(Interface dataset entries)
Segment Open

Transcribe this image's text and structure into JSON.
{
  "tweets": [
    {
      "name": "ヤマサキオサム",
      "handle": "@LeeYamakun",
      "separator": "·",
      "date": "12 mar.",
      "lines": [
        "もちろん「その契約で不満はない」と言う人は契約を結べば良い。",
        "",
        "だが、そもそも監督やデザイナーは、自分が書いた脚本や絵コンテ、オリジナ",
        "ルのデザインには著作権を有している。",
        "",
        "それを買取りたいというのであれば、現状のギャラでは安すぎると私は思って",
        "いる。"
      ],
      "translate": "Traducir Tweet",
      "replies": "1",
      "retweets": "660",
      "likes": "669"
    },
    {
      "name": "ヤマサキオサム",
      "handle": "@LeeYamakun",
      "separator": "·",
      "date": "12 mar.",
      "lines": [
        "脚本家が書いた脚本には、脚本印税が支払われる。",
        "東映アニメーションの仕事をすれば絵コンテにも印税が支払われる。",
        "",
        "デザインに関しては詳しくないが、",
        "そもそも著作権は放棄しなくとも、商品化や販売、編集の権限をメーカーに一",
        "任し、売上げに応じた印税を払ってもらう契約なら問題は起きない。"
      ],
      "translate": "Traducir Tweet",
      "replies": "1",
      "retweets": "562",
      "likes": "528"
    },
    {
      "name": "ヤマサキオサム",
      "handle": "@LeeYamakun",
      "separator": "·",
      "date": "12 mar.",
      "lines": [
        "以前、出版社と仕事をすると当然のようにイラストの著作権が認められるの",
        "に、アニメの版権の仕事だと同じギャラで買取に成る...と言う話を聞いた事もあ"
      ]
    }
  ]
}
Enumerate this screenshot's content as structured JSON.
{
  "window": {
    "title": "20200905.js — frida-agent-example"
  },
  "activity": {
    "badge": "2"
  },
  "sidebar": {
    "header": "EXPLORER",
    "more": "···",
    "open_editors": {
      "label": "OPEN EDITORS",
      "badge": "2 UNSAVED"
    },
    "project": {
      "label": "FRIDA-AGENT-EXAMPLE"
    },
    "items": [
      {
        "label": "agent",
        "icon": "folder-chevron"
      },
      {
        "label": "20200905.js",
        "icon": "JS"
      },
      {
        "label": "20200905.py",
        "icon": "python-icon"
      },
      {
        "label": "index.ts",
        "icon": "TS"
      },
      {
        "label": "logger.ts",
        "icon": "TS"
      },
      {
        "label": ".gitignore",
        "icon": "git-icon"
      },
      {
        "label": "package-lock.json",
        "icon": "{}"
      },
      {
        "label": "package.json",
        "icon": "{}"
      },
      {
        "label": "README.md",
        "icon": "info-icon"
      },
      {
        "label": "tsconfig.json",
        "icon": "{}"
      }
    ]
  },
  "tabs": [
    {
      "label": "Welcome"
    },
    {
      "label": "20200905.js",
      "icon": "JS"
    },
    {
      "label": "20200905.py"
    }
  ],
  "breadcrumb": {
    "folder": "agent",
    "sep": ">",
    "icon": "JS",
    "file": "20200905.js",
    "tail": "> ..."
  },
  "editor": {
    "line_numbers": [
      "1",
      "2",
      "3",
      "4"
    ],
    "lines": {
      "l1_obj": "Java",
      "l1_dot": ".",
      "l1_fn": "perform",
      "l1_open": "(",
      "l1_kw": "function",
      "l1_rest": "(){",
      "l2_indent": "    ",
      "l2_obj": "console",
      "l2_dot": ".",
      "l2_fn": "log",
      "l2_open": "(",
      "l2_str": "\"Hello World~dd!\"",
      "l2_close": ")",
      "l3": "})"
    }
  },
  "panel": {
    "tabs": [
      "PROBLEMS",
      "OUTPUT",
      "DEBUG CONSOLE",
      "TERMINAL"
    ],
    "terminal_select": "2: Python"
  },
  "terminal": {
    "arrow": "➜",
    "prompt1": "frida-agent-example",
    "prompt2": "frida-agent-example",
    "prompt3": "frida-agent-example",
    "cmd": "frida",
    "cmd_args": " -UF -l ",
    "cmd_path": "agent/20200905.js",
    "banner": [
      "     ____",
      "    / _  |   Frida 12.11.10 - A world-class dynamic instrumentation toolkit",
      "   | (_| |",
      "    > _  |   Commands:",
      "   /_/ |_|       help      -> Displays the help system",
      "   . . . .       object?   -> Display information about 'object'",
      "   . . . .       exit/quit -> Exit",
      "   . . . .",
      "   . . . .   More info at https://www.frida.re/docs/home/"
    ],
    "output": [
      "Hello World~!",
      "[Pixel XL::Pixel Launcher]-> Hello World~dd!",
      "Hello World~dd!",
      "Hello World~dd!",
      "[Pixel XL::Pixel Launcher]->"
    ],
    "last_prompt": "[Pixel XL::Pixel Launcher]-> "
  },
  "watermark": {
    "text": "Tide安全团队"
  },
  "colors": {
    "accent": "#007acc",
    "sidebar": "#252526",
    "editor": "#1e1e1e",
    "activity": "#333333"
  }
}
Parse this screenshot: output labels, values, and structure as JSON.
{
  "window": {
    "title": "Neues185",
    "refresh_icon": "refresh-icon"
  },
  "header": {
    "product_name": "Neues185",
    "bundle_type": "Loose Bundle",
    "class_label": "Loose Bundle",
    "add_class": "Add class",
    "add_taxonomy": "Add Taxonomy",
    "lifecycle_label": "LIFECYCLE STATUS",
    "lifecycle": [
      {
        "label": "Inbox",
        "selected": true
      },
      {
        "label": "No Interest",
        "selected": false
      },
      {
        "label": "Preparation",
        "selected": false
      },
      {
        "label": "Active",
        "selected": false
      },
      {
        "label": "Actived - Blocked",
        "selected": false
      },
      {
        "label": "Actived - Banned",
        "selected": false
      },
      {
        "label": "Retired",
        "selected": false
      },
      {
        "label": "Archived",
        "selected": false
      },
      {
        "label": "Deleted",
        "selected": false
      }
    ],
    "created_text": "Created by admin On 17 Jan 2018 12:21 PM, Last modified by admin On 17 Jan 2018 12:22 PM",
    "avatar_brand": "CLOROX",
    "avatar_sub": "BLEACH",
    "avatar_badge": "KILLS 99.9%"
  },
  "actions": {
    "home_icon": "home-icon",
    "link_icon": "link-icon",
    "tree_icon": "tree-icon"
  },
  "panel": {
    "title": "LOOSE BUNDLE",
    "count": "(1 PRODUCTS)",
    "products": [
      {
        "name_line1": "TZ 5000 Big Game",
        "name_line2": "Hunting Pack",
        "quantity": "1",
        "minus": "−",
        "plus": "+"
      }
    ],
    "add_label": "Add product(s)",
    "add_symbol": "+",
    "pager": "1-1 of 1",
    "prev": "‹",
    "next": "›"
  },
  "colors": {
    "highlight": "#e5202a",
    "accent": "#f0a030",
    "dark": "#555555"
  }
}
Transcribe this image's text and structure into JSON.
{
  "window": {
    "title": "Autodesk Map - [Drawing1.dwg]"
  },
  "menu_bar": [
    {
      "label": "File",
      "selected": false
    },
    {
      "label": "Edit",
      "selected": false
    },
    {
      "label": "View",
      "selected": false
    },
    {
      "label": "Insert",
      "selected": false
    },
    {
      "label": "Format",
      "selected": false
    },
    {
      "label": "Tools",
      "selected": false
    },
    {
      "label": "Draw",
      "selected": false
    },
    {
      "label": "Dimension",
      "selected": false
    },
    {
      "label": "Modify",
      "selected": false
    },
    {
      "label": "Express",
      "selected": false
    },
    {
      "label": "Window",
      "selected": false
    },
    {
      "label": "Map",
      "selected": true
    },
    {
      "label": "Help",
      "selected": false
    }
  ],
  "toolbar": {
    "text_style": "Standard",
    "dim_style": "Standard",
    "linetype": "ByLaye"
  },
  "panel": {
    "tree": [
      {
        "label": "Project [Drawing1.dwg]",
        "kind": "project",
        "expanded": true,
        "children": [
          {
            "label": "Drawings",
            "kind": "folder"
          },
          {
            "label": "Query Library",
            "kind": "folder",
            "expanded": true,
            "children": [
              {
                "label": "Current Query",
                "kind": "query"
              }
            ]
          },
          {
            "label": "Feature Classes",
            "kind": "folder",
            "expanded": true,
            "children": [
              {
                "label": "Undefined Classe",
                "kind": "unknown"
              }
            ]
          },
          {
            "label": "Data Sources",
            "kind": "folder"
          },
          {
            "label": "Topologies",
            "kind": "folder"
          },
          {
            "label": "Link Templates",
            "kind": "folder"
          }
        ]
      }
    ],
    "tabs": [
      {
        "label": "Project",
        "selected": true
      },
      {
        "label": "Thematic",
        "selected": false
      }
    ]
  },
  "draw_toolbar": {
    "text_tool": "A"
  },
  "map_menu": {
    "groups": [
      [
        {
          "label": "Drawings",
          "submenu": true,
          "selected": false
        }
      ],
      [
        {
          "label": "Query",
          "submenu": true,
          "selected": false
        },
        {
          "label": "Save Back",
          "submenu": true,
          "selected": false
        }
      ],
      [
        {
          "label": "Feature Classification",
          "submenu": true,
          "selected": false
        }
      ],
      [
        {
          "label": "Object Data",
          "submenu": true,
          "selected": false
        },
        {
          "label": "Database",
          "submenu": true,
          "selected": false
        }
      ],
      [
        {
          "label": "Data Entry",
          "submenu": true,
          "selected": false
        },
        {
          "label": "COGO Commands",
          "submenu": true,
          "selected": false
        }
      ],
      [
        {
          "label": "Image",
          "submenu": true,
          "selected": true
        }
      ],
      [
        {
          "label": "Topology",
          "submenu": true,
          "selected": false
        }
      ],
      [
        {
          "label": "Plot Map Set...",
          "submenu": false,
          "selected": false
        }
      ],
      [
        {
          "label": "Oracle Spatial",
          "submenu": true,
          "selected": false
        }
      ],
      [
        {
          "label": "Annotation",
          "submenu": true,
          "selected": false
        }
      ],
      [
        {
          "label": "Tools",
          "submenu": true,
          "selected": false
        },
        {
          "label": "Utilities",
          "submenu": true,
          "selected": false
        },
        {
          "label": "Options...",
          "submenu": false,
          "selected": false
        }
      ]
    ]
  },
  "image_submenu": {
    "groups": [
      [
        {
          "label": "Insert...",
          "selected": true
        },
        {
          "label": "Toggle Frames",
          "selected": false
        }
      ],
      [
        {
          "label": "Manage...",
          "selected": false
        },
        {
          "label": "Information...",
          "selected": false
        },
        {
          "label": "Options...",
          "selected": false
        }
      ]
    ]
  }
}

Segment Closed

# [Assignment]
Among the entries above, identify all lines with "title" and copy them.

# [Result below]
    "title": "20200905.js — frida-agent-example"
    "title": "Neues185",
    "title": "LOOSE BUNDLE",
    "title": "Autodesk Map - [Drawing1.dwg]"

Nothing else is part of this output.